Faction 1 Anthology

Written and Illustrated by Ned Wenlock, Ant Sang, Damon Keen, Christian Pierce, Jonathan King, Ralphi, Nani Mahal, Czepta, Matt Emery, Karl Willis, Mark Holland, Roger Langrdge, Tim Gibson, and Mukpuddy
Edited by Damon Keen and Amie Maxwell
Published by 3 Bad Monkeys

A group of varied creators from New Zealand show their skills in this first in a series of high-quality anthologies. Ranging from silent dark comedy to high fantasy to the obligatory stoner short, Faction shows that there's a ton of talent in New Zealand making comics that haven't yet hit the US scene.

Given my desire to keep finding comics from other countries, especially those that fit the mini-comics aesthetic, Faction was a no-brainer for me, and I had it on my radar to check out even before editor Damon Keen and contributor Tim Gibson contacted me about reviewing the series for Panel Patter.

From the opening story, Ned Wenlock's Migrane, which features a pair of twins that look a bit like South Park's Terrance and Phillip and their desire to keep the family peace despite total dysfunction to Roger Langridge's closing one-pager that shows off his patented playful torture of rhyme scheme as he relates a nautical misadventure, the overall quality of Faction really impressed me. Even the weaker entries for me personally (and every reader will have their own opinions on which stories in an anthology are best/worst) showed craft and care. It's a real tribute to editors Keen and Maxwell that when you are flipping through Faction 1, there's not a single time when you think, "How did this get in here?"

Art from Damon Keen
Generally speaking, I'm happy if the quality of an anthology is 60/40. Here it was more 80/20, which is phenomenal. And that's not just because the stories were good--it's because they did exactly what Faction's stated goal is--to show off the different talents coming out of New Zealand. In the wrong hands, such a mis-mash of themes could have fallen flat, or suffered from "we need story type X so we'll take this even if it's not that great" but the pair avoid this entirely. Even the flow works, making sure the lavishly illustrated works are mixed in against the simpler design styles, silent comics aren't back to back, and so on. It's really great work that others should look to for a model.

My favorite story was definitely Keen's One Giant Leap, which features an astronaut who gets trapped in the void of space with only minutes to live when a line snaps. He forms a desperate plan, cleverly illustrated by a diagram panel, and enacts it--but success under such circumstances is rare, and Keen's rug-pulling ending is the perfect capstone to the short. His work has a bit of a Mignola feel, with dark shading and angular lines. Completely wordless save a few visual "words," it's easy to follow along and watch the man as he fights for life, even as we can't help but laugh a bit at his misfortune. Great stuff!

Art from Jonathan King
Other comics I enjoyed from this one:

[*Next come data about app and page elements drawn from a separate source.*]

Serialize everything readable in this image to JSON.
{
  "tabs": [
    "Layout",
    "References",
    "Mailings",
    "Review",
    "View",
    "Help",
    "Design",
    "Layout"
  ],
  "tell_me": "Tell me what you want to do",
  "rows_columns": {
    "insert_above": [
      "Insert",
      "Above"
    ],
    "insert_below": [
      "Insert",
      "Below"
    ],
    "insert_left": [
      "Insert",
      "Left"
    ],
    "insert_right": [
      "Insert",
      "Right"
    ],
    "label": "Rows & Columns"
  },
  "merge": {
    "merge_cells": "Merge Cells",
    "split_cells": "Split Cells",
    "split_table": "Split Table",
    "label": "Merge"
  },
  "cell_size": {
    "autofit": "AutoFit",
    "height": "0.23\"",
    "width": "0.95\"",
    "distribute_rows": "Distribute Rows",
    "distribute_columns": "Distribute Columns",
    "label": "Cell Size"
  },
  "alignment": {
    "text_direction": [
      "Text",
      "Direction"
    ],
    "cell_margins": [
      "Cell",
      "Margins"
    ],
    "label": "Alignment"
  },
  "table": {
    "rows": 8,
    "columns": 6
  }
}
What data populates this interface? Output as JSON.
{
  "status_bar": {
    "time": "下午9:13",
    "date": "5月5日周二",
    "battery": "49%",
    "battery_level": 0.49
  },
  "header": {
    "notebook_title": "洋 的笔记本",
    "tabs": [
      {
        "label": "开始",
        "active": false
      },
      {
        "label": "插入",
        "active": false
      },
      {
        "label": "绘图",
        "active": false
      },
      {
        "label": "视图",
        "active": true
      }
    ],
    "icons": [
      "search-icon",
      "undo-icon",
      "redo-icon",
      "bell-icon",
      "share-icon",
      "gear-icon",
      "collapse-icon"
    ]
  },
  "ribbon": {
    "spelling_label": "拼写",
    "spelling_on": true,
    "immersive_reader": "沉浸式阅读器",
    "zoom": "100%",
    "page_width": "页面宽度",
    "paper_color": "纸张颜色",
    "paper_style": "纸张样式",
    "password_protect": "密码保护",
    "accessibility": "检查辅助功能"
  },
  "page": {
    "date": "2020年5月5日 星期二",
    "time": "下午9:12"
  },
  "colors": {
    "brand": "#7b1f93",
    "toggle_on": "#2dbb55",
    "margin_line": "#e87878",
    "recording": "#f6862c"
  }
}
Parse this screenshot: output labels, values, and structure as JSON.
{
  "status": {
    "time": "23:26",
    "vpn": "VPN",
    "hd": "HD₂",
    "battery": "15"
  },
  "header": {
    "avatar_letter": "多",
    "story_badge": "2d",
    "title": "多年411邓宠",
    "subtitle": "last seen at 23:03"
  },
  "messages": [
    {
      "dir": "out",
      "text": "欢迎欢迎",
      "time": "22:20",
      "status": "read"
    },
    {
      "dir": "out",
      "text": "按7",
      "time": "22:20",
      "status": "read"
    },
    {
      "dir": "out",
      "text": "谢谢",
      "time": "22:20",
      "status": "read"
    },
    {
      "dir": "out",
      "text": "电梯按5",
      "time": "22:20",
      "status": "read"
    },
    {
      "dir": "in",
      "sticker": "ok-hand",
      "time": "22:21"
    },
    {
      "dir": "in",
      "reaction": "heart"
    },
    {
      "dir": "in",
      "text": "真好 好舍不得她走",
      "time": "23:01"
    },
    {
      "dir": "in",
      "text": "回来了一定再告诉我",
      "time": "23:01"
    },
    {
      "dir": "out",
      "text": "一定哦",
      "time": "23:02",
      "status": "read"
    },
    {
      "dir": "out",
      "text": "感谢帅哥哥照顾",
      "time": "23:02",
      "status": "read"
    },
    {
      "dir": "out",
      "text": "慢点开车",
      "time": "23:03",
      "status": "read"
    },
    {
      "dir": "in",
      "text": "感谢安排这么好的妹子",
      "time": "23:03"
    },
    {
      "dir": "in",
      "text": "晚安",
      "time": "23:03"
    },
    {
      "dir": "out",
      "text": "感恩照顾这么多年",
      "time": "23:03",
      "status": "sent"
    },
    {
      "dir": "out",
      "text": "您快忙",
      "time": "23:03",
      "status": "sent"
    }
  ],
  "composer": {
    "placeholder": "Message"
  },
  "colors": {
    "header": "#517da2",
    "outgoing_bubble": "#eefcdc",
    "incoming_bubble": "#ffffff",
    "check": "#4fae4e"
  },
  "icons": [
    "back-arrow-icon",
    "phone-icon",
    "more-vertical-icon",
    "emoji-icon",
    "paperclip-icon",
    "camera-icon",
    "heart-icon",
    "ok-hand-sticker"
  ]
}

  • Jonathan King's Bookish, in which a detective must try to figure out why victims seem drained of their entire lives, leading to a a very different kind of vampire. Paced quickly enough for the short space, but there's a nice punch and an ending that gives the reader plenty to think about. King uses a ton of small panels to pack as much action as possible, and his illustrations of the setting do just enough to build the world while letting the characters drive the story.
  • Zion//Eye from Czepta has a look inspired by manga/anime, with wide-eyed characters and bright coloring combining with lush, dense backgrounds setting the tale in a fantasy jungle. It's a parable about patience, using the mentor/mentee relationship quite well. Youthful exuberance turns to leaning, as the reader and the protagonist learn the nature of the world around them.
  • Matt Emery's Do You Want To Talk About it, where a man risks life and limb to save a girl, in a world that becomes increasingly destructive, only to find out that's not even close to his actual reality. That revelation takes things from enjoyable to thought-provoking, as the character sits awake, wondering why his dream partner isn't the same as his one in the waking world. The mostly black and white work features medium looks that allow us to see how small the man is in relation to the world and the threats in it, and there's no indication of the fact that it's fake until we need that information.
Art from Matt Emery
I should note that Tim Gibson's Moth City entry is a teaser poster, which is cheating a bit, but it's fun to see a creator take on a movie poster to promote his work, which I have reviewed here in the past. We get more from Gibson in a later installment of Faction, so it's okay to only get a splash page here.

Faction 1 is what all anthologies should strive to be--well edited, varied, and always putting its best foot forward. This thing has amazing production values from start to finish, and is well worth purchasing in hard copy, though if you are unable to do so, you can actually just download a free PDF of the issue. While the hard copy is gorgeous and the best way to read the series (and I rarely say that), the digital copy keeps the integrity of the coloring just fine, which was a big part of the appeal for me.

For anyone who likes finding new creators to follow or wants to see what the world of comics has to offer or, heck, just likes good short comic fiction, Faction 1 is going to be for you, and is well worth grabbing.